The objective of axe throwing might look simple — you have to hurl an axe over your head toward a wooden target — but the technique is difficult to master. You need to throw the axe with enough force to reach the target, but you also have to flick your hands at the precise moment of release so the axe makes exactly one-and-a-half rotations.
“Not many people can show up and hit a bull’s eye,” says Matthew Seymour of Conduit Law. “In fact, most people don’t even get the axe to stick.”
Though the learning curve is usually steep, it wasn’t for Seymour. In March of 2014, he joined the Backyard Axe Throwing League and started to compete once a week. Within two years, he had finished in the top four of his league. This allowed him to compete in the National Axe Throwing Federation champion’s league, which crowns the best thrower in the country. He qualified the following year, too, but never made it past the preliminary round.

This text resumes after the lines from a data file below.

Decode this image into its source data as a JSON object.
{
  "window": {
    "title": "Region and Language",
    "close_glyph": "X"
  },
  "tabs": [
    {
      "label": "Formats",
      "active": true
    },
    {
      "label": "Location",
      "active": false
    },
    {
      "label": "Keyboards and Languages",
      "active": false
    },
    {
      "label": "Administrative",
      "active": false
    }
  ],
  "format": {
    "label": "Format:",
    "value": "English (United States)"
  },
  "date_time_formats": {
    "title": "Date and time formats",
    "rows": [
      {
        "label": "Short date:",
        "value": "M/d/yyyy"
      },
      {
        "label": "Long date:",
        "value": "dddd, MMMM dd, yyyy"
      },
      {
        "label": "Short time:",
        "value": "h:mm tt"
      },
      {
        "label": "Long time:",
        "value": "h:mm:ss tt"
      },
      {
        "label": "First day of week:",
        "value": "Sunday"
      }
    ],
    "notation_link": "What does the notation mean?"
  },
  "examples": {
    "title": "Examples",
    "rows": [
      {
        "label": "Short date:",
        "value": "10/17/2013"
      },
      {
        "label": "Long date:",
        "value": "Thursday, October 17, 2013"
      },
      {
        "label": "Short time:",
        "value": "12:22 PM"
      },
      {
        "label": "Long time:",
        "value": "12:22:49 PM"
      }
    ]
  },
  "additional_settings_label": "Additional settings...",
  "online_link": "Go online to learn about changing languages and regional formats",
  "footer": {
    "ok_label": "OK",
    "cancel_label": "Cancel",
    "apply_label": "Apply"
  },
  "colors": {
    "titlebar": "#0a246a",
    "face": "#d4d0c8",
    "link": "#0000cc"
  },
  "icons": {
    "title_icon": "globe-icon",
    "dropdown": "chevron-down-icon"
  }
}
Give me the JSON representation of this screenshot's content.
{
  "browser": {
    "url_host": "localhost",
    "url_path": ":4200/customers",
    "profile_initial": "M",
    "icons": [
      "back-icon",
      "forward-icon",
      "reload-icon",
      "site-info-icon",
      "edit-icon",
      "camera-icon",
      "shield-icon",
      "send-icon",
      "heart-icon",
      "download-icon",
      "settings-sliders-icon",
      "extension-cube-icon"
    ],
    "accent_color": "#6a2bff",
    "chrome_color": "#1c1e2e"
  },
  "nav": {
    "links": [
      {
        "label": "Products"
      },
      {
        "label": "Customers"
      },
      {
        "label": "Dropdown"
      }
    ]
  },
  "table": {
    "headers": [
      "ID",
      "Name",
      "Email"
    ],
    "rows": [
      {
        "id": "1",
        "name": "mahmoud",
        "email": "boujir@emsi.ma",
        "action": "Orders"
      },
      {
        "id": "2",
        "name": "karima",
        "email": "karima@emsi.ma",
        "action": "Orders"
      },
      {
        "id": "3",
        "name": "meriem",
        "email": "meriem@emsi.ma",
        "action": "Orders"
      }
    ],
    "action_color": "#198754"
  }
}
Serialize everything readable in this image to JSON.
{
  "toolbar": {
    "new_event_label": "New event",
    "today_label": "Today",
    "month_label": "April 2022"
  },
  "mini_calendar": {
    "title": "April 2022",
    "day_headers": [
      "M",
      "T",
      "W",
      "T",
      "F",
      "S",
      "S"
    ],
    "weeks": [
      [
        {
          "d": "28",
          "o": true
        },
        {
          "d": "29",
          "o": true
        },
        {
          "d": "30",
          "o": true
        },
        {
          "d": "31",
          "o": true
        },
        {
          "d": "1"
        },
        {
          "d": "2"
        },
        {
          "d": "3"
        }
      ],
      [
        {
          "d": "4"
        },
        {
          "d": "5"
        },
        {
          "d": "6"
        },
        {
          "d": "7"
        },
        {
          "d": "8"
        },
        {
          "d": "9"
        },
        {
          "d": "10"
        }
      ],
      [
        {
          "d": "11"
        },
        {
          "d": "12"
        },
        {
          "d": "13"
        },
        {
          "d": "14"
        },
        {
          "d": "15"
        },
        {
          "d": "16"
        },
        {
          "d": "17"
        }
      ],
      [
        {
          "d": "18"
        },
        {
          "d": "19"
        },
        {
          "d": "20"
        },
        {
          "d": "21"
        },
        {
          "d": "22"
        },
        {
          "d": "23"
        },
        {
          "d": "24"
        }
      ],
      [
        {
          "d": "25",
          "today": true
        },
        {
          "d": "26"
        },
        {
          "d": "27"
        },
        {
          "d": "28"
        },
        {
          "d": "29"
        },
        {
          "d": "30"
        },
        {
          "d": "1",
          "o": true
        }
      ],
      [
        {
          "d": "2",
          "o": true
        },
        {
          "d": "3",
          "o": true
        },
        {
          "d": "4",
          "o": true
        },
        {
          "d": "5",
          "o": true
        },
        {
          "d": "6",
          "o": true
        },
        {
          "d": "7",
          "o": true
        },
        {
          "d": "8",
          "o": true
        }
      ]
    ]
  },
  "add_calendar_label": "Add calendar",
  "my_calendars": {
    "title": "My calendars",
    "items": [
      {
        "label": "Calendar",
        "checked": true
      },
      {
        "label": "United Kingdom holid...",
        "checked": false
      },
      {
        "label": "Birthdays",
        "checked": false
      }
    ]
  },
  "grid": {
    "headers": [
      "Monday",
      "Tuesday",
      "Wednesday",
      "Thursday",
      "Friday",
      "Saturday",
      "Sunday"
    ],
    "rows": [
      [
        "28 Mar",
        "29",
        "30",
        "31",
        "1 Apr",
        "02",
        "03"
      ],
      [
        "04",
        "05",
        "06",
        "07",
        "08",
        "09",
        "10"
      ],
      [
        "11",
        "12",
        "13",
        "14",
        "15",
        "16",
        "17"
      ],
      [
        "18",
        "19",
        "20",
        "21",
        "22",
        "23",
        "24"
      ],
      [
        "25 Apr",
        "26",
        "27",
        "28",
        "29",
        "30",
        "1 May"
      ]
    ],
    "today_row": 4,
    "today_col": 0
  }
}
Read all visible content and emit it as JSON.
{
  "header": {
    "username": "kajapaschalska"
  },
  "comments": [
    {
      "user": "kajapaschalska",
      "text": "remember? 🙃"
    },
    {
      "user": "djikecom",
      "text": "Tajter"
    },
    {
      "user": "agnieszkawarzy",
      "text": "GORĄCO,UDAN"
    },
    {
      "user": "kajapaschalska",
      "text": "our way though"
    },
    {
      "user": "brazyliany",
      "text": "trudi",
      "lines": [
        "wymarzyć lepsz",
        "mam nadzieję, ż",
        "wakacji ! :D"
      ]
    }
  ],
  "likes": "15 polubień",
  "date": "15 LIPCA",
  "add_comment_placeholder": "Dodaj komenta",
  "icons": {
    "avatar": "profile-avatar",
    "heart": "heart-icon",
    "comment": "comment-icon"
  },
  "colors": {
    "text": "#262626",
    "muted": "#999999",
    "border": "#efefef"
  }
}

“I think axe throwing is a Zen thing,” he says. “During league nights, there’s a lot of loud music, cheering and trash talking. It can be challenging to get into the right head space to hit the bull’s eye consistently. But for me, that’s the best part. I have to be present, ignore the noise and think about one throw at a time.” He particularly loves the fact that his current league runs in the evening on Sundays. “It really sets me up for the workweek.”
This story is from our Fall 2018 Issue.